[Directions]: Set down each entry below exactly as it stands.

[Given information — start]

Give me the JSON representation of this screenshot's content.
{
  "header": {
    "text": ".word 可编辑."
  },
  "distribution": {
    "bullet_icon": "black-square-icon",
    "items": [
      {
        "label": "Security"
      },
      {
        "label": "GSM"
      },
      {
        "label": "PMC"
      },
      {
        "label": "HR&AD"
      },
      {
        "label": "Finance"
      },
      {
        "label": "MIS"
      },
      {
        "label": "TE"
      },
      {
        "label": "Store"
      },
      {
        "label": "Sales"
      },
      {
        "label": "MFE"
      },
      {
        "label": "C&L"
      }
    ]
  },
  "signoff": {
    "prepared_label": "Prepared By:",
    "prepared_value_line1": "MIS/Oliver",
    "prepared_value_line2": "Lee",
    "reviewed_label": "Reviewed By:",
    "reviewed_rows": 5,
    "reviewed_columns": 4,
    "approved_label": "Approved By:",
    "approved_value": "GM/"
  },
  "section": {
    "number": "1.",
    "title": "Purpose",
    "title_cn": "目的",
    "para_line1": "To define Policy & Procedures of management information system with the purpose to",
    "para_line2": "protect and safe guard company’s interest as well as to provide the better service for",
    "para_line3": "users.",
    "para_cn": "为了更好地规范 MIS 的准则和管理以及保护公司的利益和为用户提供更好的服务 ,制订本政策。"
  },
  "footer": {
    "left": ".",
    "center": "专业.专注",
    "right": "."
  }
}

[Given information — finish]

[Exercise result]:
Give me the JSON representation of this screenshot's content.
{
  "header": {
    "text": ".word 可编辑."
  },
  "distribution": {
    "bullet_icon": "black-square-icon",
    "items": [
      {
        "label": "Security"
      },
      {
        "label": "GSM"
      },
      {
        "label": "PMC"
      },
      {
        "label": "HR&AD"
      },
      {
        "label": "Finance"
      },
      {
        "label": "MIS"
      },
      {
        "label": "TE"
      },
      {
        "label": "Store"
      },
      {
        "label": "Sales"
      },
      {
        "label": "MFE"
      },
      {
        "label": "C&L"
      }
    ]
  },
  "signoff": {
    "prepared_label": "Prepared By:",
    "prepared_value_line1": "MIS/Oliver",
    "prepared_value_line2": "Lee",
    "reviewed_label": "Reviewed By:",
    "reviewed_rows": 5,
    "reviewed_columns": 4,
    "approved_label": "Approved By:",
    "approved_value": "GM/"
  },
  "section": {
    "number": "1.",
    "title": "Purpose",
    "title_cn": "目的",
    "para_line1": "To define Policy & Procedures of management information system with the purpose to",
    "para_line2": "protect and safe guard company’s interest as well as to provide the better service for",
    "para_line3": "users.",
    "para_cn": "为了更好地规范 MIS 的准则和管理以及保护公司的利益和为用户提供更好的服务 ,制订本政策。"
  },
  "footer": {
    "left": ".",
    "center": "专业.专注",
    "right": "."
  }
}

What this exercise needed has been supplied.